Stroke after MI
By Ethan Cumbler, MD
Witt BJ, Ballman KV, Brown RD Jr, et al. The incidence of stroke after myocardial infarction: a meta-analysis. Am J Med. 2006 Apr;119(4):354.e1-9.
Stroke and myocardial infarction (MI) share many of the risk factors leading to atherosclerosis, including hypertension, hyperlipidemia, diabetes, tobacco abuse, and age. Logically, patients at risk for one event would also be at risk for the other, yet this interaction appears to be more complex. The study by Witt, et al., aims to elucidate the rate of in-hospital stroke in patients initially admitted with an MI.
The authors analyzed 22 observational studies of myocardial infarction that recorded the incidence of cerebrovascular accidents after acute MI. Clinical trials were excluded from the analysis in order to provide representation of an unselected population. Of the trials reviewed, 11 were included in the analysis of in-hospital strokes, three for the 30-day time point, and two for the one-year time point. The other trials used different time points and were not included in the analysis. The patients had a mean age ranging between 59 and 72.7 years, and all had a predominance of males. The rate of in-hospital stroke was 11.1 events per 1,000 hospitalizations. This incidence rose to 12.2/1,000 at 30 days and 21.4/1,000 at one year.
Plausible hypotheses for why the rate of cerebrovascular accident would be particularly high in the post-MI period include the potential for localized wall motion dysmotility or low flow leading to intracardiac thrombosis, event-related arrhythmia, or procedure-related embolic events. The studies from which this meta-analysis was derived were not designed in such a way for a causal relationship to be identified. However, age, diabetes, hypertension, prior stroke, anterior location of MI, atrial fibrillation, heart failure, and nonwhite race were all found to have an association with increased risk for stroke. Interestingly, angina on presentation was associated with an apparent decreased risk, theorized to potentially be due to ischemic preconditioning.

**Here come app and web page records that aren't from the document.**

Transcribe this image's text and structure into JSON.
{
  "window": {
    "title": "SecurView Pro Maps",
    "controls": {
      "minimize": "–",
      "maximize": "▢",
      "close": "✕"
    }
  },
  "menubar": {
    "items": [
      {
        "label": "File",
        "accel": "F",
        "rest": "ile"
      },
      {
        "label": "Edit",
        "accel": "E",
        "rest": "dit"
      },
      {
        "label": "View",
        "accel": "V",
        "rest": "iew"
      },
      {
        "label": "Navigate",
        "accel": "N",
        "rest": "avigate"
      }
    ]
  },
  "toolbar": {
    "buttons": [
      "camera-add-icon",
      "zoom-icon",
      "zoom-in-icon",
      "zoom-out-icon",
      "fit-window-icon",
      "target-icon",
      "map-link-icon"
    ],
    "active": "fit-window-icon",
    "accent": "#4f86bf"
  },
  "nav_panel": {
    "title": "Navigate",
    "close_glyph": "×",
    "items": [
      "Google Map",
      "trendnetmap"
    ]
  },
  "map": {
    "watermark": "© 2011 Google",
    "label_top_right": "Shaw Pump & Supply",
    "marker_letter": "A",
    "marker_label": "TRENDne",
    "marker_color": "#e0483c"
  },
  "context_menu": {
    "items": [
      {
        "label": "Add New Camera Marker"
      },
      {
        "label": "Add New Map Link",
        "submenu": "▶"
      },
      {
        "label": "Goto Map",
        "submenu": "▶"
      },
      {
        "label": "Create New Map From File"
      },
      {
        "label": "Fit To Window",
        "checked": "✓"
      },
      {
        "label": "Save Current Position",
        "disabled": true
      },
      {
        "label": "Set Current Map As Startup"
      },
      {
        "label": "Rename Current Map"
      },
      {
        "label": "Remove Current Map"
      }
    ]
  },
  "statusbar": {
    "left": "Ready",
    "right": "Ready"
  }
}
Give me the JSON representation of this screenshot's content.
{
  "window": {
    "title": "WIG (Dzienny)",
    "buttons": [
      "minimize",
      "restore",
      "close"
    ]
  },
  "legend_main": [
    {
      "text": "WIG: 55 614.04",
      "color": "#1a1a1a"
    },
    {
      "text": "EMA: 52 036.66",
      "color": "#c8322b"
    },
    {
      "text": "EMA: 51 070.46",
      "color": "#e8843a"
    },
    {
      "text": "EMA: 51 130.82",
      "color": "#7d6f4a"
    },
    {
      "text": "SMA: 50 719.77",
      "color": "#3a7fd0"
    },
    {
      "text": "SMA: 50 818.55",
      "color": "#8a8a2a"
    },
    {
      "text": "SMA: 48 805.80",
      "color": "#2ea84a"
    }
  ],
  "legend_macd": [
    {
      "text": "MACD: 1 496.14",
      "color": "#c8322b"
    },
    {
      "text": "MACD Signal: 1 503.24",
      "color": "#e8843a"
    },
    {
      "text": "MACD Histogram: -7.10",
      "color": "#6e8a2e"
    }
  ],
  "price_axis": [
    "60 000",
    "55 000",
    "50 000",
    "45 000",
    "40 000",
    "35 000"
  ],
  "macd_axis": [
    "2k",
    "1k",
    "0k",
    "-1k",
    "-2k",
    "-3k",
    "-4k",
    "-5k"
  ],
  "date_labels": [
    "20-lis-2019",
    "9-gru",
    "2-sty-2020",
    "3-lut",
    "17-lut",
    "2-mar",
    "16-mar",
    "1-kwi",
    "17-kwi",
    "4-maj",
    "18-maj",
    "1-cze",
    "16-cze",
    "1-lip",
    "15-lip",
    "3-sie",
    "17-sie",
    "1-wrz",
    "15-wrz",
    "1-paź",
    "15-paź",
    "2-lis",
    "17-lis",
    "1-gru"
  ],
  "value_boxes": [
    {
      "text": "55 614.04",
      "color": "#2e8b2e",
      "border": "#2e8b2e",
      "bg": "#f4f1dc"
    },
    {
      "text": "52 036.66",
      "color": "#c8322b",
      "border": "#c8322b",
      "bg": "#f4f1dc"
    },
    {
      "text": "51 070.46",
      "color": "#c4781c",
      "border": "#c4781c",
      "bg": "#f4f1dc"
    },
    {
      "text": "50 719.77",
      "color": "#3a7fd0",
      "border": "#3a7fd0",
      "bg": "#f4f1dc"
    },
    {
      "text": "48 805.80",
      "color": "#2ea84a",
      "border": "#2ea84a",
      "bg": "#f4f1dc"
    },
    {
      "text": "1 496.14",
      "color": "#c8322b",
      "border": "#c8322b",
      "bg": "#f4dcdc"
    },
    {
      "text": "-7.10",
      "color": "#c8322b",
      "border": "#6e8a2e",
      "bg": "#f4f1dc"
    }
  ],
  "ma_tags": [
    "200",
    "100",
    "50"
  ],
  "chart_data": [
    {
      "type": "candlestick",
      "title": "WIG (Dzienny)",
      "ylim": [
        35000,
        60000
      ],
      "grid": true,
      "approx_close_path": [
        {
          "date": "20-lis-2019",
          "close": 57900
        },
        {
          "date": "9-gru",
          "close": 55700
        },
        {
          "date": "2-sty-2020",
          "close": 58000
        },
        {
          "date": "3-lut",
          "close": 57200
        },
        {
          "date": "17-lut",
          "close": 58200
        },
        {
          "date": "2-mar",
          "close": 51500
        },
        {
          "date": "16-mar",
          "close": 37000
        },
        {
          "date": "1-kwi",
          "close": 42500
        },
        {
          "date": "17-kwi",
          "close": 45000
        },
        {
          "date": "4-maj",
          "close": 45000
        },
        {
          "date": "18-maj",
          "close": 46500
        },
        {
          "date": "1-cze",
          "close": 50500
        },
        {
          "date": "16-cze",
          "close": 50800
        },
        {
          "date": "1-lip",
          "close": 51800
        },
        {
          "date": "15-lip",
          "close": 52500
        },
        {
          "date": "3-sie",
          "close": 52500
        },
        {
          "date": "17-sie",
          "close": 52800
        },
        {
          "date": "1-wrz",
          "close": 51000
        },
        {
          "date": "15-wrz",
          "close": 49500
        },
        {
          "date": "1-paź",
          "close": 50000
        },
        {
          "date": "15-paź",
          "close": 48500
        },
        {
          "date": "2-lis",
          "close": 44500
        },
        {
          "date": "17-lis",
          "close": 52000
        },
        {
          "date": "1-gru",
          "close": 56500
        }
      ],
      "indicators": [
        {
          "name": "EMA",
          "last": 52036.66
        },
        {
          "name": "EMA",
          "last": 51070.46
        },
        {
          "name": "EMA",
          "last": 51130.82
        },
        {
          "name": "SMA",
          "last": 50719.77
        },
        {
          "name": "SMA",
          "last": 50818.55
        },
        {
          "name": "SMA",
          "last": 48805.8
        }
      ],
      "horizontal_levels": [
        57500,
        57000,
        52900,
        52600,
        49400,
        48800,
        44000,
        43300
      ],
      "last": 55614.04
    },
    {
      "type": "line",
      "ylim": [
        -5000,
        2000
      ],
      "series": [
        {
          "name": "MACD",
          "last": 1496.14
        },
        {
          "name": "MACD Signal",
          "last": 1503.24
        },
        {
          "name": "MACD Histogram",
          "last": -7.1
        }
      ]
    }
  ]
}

While this study shares the usual limitations of meta-analyses of observational studies, the authors have done an excellent summation of the data available including both English and non-English language articles in the analysis. Notably, the review included studies spanning more than 25 years and, thus, included data from studies done in the era prior to modern therapy for cardiac ischemia including potent antiplatelet and statin therapy. The three studies with in-hospital time points started in the 1990s had a lower average rate of stroke, which may reflect the effect of more potent anti-platelet agents used in today’s therapy for acute coronary syndromes.
The implication for the hospitalist is to recognize that patients admitted for MI are at high risk for stroke during the index hospitalization. A low threshold for suspicion of a cerebrovascular event needs to be maintained for post-MI patients with new neurologic symptoms. Future studies will be needed to address the risk/benefit of anticoagulation in high-risk patients for stroke following a myocardial infarction.
Predicting PE in the ED Using Revised Geneva Score
By Jeffrey Carter, MD
Le Gal G, Righini M, Roy PM, et al. Prediction of pulmonary embolism in the emergency department: the revised Geneva score. Ann Intern Med. 2006 Feb 7;144(3):165-171.
Introduction: Pulmonary embolism remains a common life-threatening disorder with imperfect diagnostic modalities and strategies. Much of the current literature focuses on the development and validation of clinical probability assessments that identify low-risk patients who can be safely managed without invasive testing or lung scanning.